When the word "title" shows up in a line of the records below, copy that line.

- Given records -
*****

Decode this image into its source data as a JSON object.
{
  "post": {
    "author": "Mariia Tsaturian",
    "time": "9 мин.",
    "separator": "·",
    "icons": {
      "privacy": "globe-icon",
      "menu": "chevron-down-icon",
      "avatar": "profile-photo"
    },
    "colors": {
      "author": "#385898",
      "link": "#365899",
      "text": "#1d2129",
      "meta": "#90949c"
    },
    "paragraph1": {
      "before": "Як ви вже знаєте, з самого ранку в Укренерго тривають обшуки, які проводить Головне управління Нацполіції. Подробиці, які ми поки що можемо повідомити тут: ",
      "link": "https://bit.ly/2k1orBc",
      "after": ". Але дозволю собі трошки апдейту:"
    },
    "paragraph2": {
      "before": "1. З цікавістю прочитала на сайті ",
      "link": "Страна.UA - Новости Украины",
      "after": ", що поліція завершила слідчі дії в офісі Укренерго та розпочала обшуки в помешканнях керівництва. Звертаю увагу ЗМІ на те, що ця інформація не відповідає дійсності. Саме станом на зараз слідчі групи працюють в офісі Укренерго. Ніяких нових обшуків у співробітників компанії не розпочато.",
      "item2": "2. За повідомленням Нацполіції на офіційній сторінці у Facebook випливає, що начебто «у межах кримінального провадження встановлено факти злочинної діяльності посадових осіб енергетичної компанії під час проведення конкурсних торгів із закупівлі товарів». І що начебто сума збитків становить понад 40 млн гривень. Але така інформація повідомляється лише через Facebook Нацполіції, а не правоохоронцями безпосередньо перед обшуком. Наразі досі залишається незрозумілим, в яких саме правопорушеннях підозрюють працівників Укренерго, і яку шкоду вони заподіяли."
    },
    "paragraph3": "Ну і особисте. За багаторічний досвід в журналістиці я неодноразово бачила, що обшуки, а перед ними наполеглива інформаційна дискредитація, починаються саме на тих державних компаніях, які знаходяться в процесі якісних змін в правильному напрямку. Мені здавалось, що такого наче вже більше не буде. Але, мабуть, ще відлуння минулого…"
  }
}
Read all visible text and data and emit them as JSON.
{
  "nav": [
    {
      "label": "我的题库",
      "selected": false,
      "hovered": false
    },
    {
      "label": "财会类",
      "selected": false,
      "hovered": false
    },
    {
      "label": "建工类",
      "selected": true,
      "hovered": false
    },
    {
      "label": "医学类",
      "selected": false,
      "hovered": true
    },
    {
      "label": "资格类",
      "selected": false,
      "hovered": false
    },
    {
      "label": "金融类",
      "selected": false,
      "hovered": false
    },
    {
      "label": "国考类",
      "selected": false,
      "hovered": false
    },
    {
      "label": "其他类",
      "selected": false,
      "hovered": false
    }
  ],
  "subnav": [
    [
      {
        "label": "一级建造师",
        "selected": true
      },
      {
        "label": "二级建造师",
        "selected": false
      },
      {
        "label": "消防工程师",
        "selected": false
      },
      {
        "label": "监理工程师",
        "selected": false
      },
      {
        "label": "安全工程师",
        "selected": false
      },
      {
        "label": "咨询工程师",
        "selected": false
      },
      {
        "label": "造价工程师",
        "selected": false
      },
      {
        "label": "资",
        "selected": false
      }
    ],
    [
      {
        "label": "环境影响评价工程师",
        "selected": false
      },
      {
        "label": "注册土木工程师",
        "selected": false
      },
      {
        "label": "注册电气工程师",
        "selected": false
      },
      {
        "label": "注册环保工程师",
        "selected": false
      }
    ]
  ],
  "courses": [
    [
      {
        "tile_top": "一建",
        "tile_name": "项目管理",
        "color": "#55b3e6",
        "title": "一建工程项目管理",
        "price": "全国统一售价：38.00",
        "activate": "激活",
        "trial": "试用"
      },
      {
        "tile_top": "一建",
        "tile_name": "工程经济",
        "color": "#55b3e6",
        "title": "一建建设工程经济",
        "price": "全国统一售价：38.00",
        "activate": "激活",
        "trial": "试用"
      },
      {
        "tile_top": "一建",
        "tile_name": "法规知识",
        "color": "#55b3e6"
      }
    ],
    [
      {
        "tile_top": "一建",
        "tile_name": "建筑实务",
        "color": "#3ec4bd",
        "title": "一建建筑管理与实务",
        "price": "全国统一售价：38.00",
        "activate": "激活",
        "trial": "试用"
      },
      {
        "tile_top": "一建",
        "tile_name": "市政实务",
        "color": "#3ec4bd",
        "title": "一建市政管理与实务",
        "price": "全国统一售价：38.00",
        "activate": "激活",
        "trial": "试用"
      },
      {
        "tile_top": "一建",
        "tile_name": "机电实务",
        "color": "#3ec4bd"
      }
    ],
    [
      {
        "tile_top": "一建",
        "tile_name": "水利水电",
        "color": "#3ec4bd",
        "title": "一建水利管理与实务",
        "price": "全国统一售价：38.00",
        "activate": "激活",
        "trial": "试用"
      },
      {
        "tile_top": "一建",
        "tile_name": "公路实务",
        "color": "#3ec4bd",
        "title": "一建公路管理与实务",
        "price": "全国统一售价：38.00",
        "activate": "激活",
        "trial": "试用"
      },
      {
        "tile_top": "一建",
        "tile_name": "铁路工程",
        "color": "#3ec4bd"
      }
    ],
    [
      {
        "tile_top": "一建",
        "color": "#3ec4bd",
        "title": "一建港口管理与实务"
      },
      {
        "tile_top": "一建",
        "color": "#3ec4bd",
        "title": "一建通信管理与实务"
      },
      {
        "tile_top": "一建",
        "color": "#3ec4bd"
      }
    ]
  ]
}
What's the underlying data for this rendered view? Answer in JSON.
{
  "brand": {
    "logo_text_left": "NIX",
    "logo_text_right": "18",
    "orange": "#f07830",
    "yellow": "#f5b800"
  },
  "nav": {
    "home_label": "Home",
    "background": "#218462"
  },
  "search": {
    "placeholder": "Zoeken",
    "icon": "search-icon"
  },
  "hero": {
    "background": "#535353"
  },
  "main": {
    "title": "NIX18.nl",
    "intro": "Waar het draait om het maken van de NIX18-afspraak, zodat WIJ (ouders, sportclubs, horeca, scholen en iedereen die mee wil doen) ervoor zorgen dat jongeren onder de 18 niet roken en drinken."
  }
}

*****

- Output for this task -
        "title": "一建工程项目管理",
        "title": "一建建设工程经济",
        "title": "一建建筑管理与实务",
        "title": "一建市政管理与实务",
        "title": "一建水利管理与实务",
        "title": "一建公路管理与实务",
        "title": "一建港口管理与实务"
        "title": "一建通信管理与实务"
    "title": "NIX18.nl",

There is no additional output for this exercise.